**Required action**
In these entries, tally the lines where "Infinity" occurs. Respond with only the count.

++++ Extracted records

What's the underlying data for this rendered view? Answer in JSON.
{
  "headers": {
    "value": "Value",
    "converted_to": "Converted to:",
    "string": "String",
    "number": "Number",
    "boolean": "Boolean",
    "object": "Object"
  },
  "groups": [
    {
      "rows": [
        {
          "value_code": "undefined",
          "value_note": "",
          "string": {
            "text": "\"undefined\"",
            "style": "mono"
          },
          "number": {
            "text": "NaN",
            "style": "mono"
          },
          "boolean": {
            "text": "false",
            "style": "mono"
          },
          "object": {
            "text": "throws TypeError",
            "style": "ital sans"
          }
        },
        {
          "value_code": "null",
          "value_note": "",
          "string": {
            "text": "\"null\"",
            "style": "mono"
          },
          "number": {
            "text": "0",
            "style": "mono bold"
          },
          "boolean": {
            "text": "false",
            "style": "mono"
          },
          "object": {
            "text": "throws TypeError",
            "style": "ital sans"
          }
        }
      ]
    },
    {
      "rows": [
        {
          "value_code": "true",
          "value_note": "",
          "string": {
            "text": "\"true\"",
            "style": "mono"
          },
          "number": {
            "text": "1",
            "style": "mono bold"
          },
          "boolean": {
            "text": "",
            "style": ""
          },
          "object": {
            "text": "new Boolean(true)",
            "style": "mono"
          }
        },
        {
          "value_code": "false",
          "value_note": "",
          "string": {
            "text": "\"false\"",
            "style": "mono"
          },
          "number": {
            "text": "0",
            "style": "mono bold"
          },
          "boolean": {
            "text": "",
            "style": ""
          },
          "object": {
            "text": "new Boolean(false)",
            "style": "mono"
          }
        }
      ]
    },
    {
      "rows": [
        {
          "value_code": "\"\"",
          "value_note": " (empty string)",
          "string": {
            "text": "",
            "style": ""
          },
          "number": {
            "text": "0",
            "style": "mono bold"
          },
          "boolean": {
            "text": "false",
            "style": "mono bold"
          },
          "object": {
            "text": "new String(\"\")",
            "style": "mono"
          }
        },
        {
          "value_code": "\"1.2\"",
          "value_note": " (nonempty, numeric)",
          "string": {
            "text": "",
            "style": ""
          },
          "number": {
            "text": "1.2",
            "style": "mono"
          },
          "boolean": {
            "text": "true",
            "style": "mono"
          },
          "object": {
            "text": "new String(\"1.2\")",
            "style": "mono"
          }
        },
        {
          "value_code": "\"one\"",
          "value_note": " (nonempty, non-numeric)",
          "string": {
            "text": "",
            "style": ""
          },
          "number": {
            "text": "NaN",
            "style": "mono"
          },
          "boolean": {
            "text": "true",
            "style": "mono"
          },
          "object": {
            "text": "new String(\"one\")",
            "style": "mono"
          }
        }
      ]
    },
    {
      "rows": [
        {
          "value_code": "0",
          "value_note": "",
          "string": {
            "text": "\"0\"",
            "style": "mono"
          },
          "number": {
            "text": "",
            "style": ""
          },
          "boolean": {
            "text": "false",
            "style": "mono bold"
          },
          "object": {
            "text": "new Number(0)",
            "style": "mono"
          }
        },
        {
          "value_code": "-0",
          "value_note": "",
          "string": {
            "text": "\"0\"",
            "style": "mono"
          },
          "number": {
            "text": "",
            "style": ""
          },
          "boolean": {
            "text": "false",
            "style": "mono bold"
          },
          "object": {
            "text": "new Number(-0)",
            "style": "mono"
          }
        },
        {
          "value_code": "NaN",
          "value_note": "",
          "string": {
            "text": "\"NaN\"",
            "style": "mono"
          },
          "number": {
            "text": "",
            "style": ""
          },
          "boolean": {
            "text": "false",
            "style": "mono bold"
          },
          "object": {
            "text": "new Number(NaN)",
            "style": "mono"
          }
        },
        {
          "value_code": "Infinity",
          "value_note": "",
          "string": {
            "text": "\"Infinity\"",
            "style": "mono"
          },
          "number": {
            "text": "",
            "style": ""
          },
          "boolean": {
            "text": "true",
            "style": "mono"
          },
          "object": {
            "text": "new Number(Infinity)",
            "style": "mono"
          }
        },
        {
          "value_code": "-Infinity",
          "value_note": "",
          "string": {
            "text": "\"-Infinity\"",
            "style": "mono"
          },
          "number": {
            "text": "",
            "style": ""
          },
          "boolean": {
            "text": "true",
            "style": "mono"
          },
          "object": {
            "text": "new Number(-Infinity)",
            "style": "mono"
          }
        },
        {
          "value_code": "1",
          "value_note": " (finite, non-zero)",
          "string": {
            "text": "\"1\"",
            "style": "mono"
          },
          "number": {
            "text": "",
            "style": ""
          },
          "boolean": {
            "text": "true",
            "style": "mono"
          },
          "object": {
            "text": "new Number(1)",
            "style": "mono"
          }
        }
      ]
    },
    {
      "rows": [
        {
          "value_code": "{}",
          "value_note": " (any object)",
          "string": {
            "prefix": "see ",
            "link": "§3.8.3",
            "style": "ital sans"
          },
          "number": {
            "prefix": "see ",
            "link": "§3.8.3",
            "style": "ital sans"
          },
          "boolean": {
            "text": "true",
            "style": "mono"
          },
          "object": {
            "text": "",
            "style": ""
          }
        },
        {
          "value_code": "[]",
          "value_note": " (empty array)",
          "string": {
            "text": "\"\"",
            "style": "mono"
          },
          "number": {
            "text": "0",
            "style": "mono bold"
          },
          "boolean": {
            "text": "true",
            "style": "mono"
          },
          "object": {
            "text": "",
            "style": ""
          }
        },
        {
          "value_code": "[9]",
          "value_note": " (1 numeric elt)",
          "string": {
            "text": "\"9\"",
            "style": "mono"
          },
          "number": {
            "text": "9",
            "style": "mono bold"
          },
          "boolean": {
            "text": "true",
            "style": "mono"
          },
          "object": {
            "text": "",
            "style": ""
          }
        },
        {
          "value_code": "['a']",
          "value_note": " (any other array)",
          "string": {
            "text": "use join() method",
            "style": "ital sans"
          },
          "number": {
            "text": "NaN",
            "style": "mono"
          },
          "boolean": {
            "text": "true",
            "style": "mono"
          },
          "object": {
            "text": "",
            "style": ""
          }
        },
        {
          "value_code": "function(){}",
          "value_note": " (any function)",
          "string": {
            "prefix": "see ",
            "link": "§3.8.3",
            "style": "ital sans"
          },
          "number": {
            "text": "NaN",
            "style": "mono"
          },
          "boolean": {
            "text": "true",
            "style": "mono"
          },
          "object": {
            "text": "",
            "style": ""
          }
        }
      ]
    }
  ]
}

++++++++

**Answer space**
6